- WHAT IS EXPECTED
Take every line from the entries below that includes the word "Pcontrol" and copy it.

[Items from an interface collection]
┄┄┄┄┄┄┄┄┄┄

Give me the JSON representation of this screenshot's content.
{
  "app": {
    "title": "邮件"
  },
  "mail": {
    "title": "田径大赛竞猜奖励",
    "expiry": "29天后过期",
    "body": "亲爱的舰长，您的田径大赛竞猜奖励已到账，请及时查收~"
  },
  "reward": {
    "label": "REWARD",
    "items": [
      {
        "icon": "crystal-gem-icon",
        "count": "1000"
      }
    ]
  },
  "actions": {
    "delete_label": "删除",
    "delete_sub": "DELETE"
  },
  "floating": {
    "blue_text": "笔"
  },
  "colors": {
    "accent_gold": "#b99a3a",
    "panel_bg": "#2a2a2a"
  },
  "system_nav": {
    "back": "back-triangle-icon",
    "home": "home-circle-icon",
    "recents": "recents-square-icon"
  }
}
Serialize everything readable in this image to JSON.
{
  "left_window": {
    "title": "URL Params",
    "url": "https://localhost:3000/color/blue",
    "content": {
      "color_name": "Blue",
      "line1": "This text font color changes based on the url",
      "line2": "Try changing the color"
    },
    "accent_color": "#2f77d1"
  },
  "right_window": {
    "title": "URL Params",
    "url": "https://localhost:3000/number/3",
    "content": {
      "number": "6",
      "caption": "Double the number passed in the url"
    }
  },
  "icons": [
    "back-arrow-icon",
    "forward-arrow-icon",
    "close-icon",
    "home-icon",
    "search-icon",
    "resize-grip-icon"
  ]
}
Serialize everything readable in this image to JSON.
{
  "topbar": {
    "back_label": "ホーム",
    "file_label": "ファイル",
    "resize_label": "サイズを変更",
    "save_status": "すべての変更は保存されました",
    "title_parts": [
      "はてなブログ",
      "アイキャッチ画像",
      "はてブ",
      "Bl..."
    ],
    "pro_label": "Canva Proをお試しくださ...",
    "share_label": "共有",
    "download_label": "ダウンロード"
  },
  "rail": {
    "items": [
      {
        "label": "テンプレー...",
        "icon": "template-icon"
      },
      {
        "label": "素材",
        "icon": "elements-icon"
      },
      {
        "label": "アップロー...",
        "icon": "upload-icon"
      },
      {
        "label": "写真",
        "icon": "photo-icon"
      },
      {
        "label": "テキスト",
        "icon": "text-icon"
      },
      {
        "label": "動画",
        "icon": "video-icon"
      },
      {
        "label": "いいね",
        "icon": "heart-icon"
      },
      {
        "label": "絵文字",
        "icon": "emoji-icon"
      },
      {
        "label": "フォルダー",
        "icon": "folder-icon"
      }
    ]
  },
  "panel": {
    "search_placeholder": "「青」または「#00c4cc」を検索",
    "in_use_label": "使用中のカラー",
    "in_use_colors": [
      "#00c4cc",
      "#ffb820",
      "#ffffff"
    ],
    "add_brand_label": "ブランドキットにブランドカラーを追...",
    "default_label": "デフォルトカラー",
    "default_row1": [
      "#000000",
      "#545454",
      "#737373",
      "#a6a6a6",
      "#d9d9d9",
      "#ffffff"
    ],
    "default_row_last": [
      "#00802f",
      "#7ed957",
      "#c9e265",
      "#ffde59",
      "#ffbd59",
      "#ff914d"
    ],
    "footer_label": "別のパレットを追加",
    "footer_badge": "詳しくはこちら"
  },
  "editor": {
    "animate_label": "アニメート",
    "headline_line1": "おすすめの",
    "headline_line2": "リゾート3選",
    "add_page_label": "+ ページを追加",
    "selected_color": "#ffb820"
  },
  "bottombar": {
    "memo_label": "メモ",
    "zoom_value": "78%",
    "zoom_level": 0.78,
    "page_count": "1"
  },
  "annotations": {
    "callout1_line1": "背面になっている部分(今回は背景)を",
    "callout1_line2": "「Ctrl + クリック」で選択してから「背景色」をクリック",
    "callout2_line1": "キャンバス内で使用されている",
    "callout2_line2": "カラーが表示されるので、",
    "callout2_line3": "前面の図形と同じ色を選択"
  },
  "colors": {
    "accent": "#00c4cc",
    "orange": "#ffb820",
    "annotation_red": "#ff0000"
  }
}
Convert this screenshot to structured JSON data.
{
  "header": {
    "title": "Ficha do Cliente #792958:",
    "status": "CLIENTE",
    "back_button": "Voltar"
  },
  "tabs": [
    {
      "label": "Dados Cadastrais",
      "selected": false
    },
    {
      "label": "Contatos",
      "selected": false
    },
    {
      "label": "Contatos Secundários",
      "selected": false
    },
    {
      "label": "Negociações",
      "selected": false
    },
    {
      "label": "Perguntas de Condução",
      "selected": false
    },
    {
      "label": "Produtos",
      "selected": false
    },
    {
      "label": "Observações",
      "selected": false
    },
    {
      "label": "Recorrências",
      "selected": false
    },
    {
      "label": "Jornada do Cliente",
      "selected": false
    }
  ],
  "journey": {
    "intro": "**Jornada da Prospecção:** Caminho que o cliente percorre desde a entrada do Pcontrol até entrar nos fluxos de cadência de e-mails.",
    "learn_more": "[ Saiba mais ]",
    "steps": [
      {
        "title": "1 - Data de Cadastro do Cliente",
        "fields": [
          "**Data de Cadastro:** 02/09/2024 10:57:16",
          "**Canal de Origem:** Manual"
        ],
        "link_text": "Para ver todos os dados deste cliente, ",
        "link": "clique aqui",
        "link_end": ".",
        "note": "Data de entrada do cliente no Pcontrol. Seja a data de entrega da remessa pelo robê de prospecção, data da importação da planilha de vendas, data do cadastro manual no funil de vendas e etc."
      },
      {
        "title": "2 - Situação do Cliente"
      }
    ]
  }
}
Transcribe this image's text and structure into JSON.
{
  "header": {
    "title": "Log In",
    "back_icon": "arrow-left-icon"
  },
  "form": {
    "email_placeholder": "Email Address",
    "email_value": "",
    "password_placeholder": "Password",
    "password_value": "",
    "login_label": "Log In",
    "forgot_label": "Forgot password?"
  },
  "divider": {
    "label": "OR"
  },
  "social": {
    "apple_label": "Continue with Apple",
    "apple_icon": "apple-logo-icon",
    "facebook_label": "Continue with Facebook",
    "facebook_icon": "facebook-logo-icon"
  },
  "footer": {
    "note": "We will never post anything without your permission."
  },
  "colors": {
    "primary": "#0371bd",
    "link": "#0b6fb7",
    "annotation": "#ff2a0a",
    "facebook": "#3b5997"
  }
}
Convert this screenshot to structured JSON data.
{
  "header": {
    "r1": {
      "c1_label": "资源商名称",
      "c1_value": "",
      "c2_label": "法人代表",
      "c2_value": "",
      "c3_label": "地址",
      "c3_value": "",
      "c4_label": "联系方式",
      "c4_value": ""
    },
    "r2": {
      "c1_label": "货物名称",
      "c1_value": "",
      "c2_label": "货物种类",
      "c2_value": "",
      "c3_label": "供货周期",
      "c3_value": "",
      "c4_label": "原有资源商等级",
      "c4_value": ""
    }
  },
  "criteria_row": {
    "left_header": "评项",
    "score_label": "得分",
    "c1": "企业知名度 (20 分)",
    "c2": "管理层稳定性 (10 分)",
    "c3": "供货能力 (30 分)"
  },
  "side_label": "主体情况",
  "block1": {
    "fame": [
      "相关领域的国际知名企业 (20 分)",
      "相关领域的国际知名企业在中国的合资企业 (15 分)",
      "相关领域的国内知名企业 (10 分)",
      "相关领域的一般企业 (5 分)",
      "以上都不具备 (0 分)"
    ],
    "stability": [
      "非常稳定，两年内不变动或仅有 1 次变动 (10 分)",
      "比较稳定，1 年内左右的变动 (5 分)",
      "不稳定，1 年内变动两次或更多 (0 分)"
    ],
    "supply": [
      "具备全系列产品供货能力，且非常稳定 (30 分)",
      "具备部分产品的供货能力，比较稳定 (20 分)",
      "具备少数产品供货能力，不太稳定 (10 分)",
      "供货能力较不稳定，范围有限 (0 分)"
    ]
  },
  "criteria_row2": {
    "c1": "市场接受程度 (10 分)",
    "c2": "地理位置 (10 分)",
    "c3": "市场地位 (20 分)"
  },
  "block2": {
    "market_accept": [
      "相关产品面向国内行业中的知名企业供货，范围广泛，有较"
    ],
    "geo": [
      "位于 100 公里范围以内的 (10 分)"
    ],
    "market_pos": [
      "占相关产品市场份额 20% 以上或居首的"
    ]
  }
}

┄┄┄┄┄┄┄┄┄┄

- RESULT OF THIS TASK
    "intro": "**Jornada da Prospecção:** Caminho que o cliente percorre desde a entrada do Pcontrol até entrar nos fluxos de cadência de e-mails.",
        "note": "Data de entrada do cliente no Pcontrol. Seja a data de entrega da remessa pelo robê de prospecção, data da importação da planilha de vendas, data do cadastro manual no funil de vendas e etc."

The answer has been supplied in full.